##### Supplied information #####

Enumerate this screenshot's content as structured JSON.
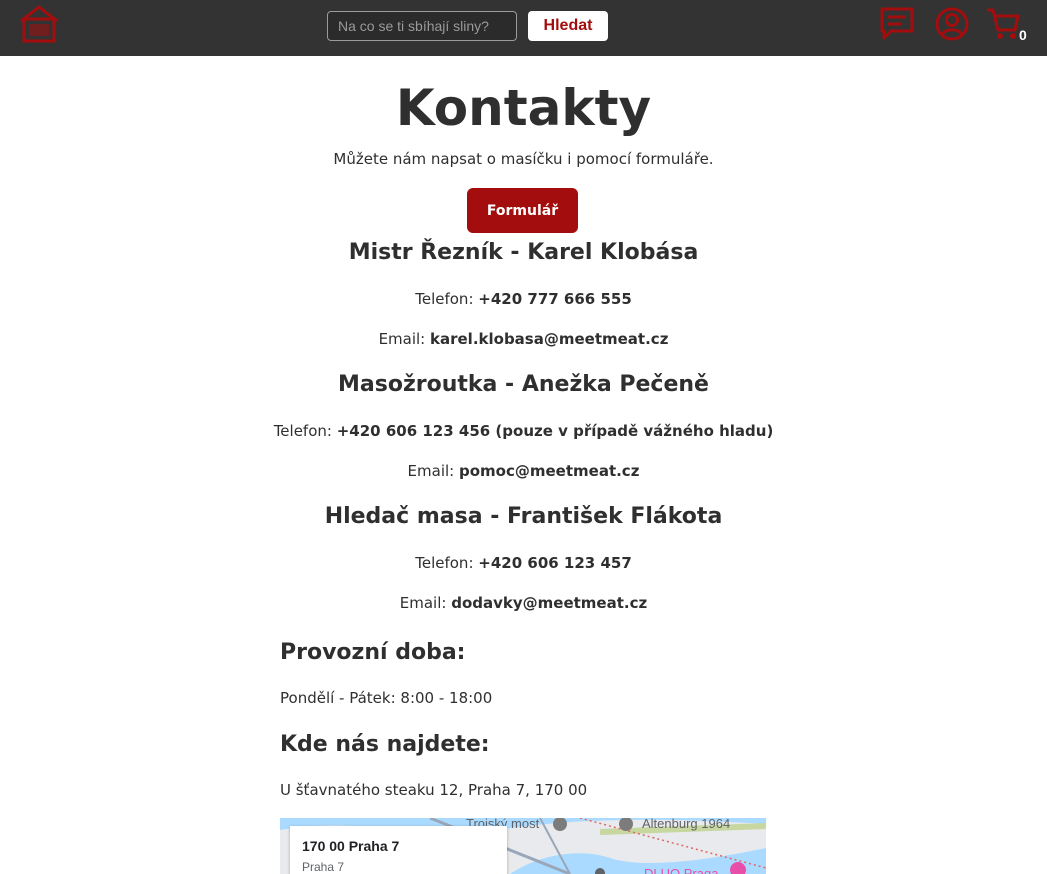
{
  "header": {
    "search_placeholder": "Na co se ti sbíhají sliny?",
    "search_button": "Hledat",
    "cart_count": "0",
    "accent_color": "#a30d0d",
    "icons": [
      "logo-house-icon",
      "chat-icon",
      "user-icon",
      "cart-icon"
    ]
  },
  "main": {
    "title": "Kontakty",
    "intro": "Můžete nám napsat o masíčku i pomocí formuláře.",
    "form_button": "Formulář"
  },
  "contacts": [
    {
      "name": "Mistr Řezník - Karel Klobása",
      "phone_label": "Telefon:",
      "phone": "+420 777 666 555",
      "email_label": "Email:",
      "email": "karel.klobasa@meetmeat.cz"
    },
    {
      "name": "Masožroutka - Anežka Pečeně",
      "phone_label": "Telefon:",
      "phone": "+420 606 123 456 (pouze v případě vážného hladu)",
      "email_label": "Email:",
      "email": "pomoc@meetmeat.cz"
    },
    {
      "name": "Hledač masa - František Flákota",
      "phone_label": "Telefon:",
      "phone": "+420 606 123 457",
      "email_label": "Email:",
      "email": "dodavky@meetmeat.cz"
    }
  ],
  "hours": {
    "heading": "Provozní doba:",
    "text": "Pondělí - Pátek: 8:00 - 18:00"
  },
  "location": {
    "heading": "Kde nás najdete:",
    "address": "U šťavnatého steaku 12, Praha 7, 170 00"
  },
  "map": {
    "card_title": "170 00 Praha 7",
    "card_subtitle": "Praha 7",
    "labels": [
      "Troiský most",
      "Altenburg 1964",
      "DLUQ Praga"
    ]
  }
}
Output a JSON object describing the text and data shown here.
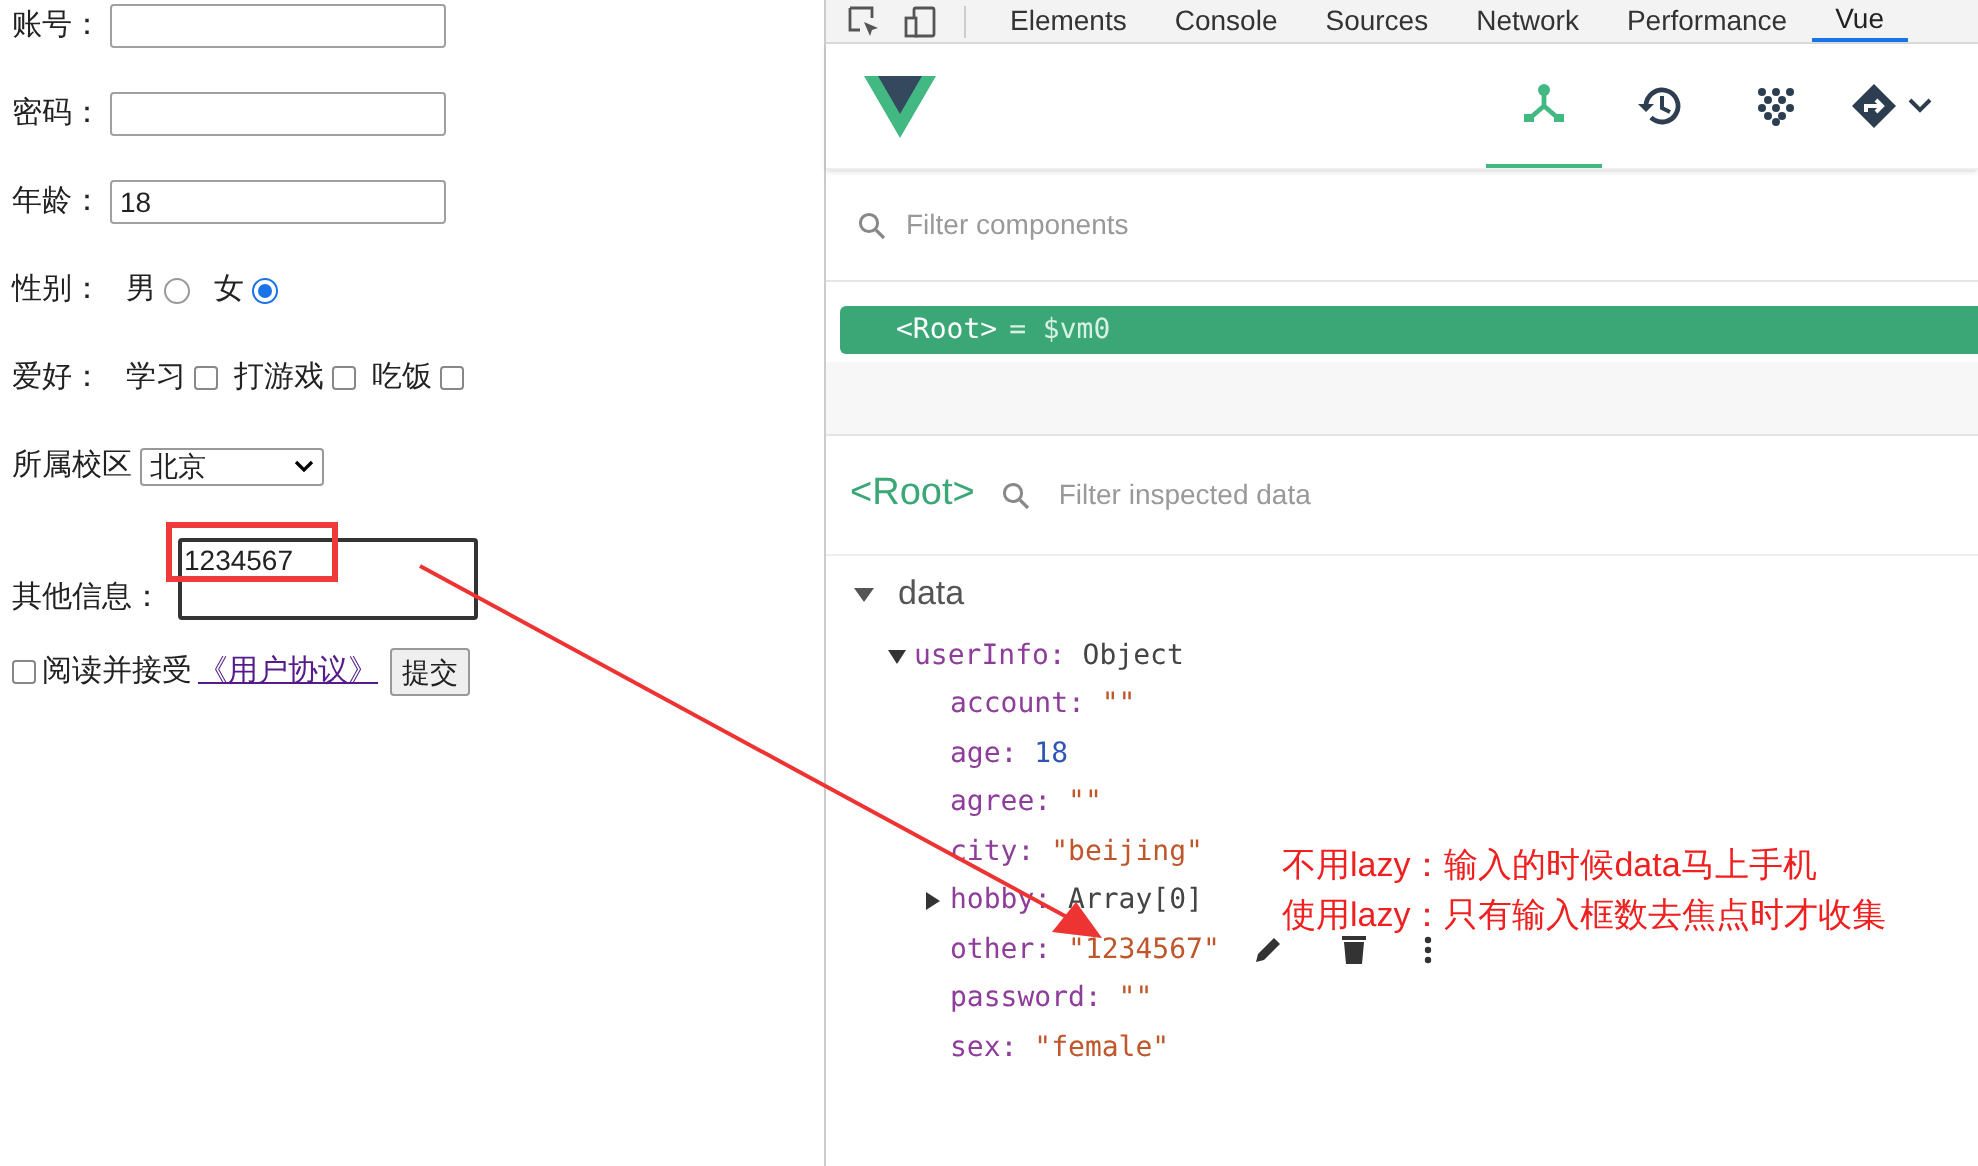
{
  "form": {
    "rows": [
      {
        "kind": "text",
        "label": "账号：",
        "value": ""
      },
      {
        "kind": "text",
        "label": "密码：",
        "value": ""
      },
      {
        "kind": "text",
        "label": "年龄：",
        "value": "18"
      },
      {
        "kind": "radio",
        "label": "性别：",
        "options": [
          {
            "label": "男",
            "selected": false
          },
          {
            "label": "女",
            "selected": true
          }
        ]
      },
      {
        "kind": "checkbox",
        "label": "爱好：",
        "options": [
          {
            "label": "学习",
            "checked": false
          },
          {
            "label": "打游戏",
            "checked": false
          },
          {
            "label": "吃饭",
            "checked": false
          }
        ]
      },
      {
        "kind": "select",
        "label": "所属校区",
        "value": "北京"
      },
      {
        "kind": "textarea",
        "label": "其他信息：",
        "value": "1234567"
      }
    ],
    "agree": {
      "checked": false,
      "text": "阅读并接受",
      "link": "《用户协议》"
    },
    "submit": "提交"
  },
  "devtools": {
    "tabs": [
      {
        "label": "Elements",
        "selected": false
      },
      {
        "label": "Console",
        "selected": false
      },
      {
        "label": "Sources",
        "selected": false
      },
      {
        "label": "Network",
        "selected": false
      },
      {
        "label": "Performance",
        "selected": false
      },
      {
        "label": "Vue",
        "selected": true
      }
    ],
    "vue_tabs": [
      {
        "selected": true
      },
      {
        "selected": false
      },
      {
        "selected": false
      },
      {
        "selected": false
      }
    ],
    "filter_components": {
      "placeholder": "Filter components"
    },
    "root_row": {
      "tag": "<Root>",
      "suffix": "= $vm0"
    },
    "inspector": {
      "title": "<Root>",
      "filter": {
        "placeholder": "Filter inspected data"
      },
      "section": "data",
      "tree": [
        {
          "key": "userInfo:",
          "value": "Object",
          "kind": "object",
          "expanded": true,
          "children": [
            {
              "key": "account:",
              "value": "\"\"",
              "kind": "string"
            },
            {
              "key": "age:",
              "value": "18",
              "kind": "number"
            },
            {
              "key": "agree:",
              "value": "\"\"",
              "kind": "string"
            },
            {
              "key": "city:",
              "value": "\"beijing\"",
              "kind": "string"
            },
            {
              "key": "hobby:",
              "value": "Array[0]",
              "kind": "object",
              "expanded": false
            },
            {
              "key": "other:",
              "value": "\"1234567\"",
              "kind": "string",
              "hovered": true
            },
            {
              "key": "password:",
              "value": "\"\"",
              "kind": "string"
            },
            {
              "key": "sex:",
              "value": "\"female\"",
              "kind": "string"
            }
          ]
        }
      ]
    }
  },
  "annotation": {
    "lines": [
      "不用lazy：输入的时候data马上手机",
      "使用lazy：只有输入框数去焦点时才收集"
    ]
  }
}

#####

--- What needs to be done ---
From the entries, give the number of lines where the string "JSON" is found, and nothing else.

--- Exercise result ---
2